[Excerpts from an interface dataset]
┌──

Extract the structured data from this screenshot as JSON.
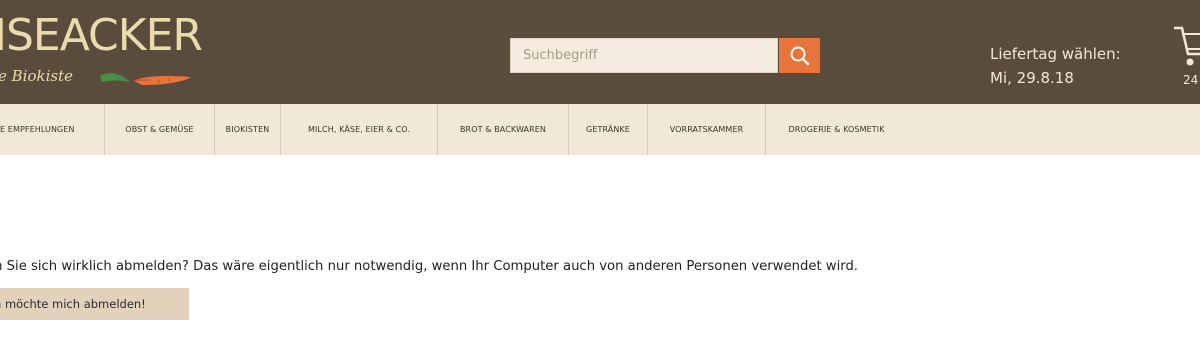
{
  "header": {
    "logo_text": "ISEACKER",
    "logo_subtitle": "e Biokiste",
    "search": {
      "placeholder": "Suchbegriff",
      "value": ""
    },
    "delivery": {
      "label": "Liefertag wählen:",
      "date": "Mi, 29.8.18"
    },
    "cart": {
      "count_text": "24"
    }
  },
  "nav": {
    "items": [
      {
        "label": "E EMPFEHLUNGEN"
      },
      {
        "label": "OBST & GEMÜSE"
      },
      {
        "label": "BIOKISTEN"
      },
      {
        "label": "MILCH, KÄSE, EIER & CO."
      },
      {
        "label": "BROT & BACKWAREN"
      },
      {
        "label": "GETRÄNKE"
      },
      {
        "label": "VORRATSKAMMER"
      },
      {
        "label": "DROGERIE & KOSMETIK"
      }
    ]
  },
  "main": {
    "message": "en Sie sich wirklich abmelden? Das wäre eigentlich nur notwendig, wenn Ihr Computer auch von anderen Personen verwendet wird.",
    "logout_button_label": "h möchte mich abmelden!"
  },
  "colors": {
    "header_bg": "#5a4c3c",
    "nav_bg": "#f2e8da",
    "accent_orange": "#e8743a",
    "logo_cream": "#e9dcaa",
    "button_bg": "#e2d2bc"
  },
  "icons": {
    "search": "magnifier-icon",
    "cart": "cart-icon",
    "logo_art": "carrot-icon"
  }
}
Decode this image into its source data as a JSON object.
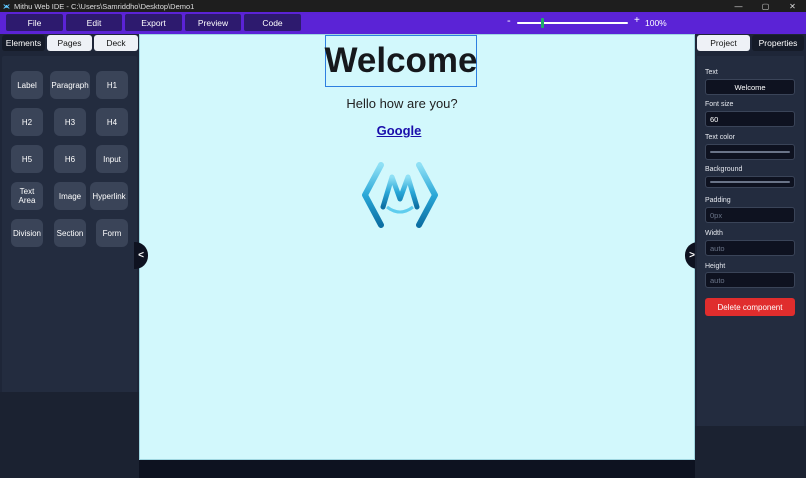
{
  "window": {
    "title": "Mithu Web IDE - C:\\Users\\Samriddho\\Desktop\\Demo1",
    "controls": {
      "minimize": "—",
      "maximize": "▢",
      "close": "✕"
    }
  },
  "menubar": {
    "items": [
      {
        "label": "File"
      },
      {
        "label": "Edit"
      },
      {
        "label": "Export"
      },
      {
        "label": "Preview"
      },
      {
        "label": "Code"
      }
    ],
    "zoom": {
      "minus": "-",
      "plus": "+",
      "value_label": "100%",
      "value_fraction": 0.22
    }
  },
  "left_panel": {
    "tabs": [
      {
        "label": "Elements",
        "active": true
      },
      {
        "label": "Pages",
        "active": false
      },
      {
        "label": "Deck",
        "active": false
      }
    ],
    "elements": [
      {
        "label": "Label"
      },
      {
        "label": "Paragraph"
      },
      {
        "label": "H1"
      },
      {
        "label": "H2"
      },
      {
        "label": "H3"
      },
      {
        "label": "H4"
      },
      {
        "label": "H5"
      },
      {
        "label": "H6"
      },
      {
        "label": "Input"
      },
      {
        "label": "Text Area"
      },
      {
        "label": "Image"
      },
      {
        "label": "Hyperlink"
      },
      {
        "label": "Division"
      },
      {
        "label": "Section"
      },
      {
        "label": "Form"
      }
    ],
    "collapse_label": "<"
  },
  "canvas": {
    "heading": "Welcome",
    "paragraph": "Hello how are you?",
    "link": "Google",
    "logo_icon": "mithu-m-logo-icon"
  },
  "right_panel": {
    "tabs": [
      {
        "label": "Project",
        "active": false
      },
      {
        "label": "Properties",
        "active": true
      }
    ],
    "collapse_label": ">",
    "properties": {
      "text_label": "Text",
      "text_value": "Welcome",
      "font_size_label": "Font size",
      "font_size_value": "60",
      "text_color_label": "Text color",
      "background_label": "Background",
      "padding_label": "Padding",
      "padding_placeholder": "0px",
      "width_label": "Width",
      "width_placeholder": "auto",
      "height_label": "Height",
      "height_placeholder": "auto"
    },
    "delete_label": "Delete component"
  },
  "colors": {
    "menubar": "#5b23d6",
    "canvas_bg": "#d2f8fc",
    "panel_bg": "#1e2638",
    "delete": "#e02d2d",
    "zoom_thumb": "#1fae6a"
  }
}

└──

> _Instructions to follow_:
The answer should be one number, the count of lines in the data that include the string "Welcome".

> _Completed task_:
2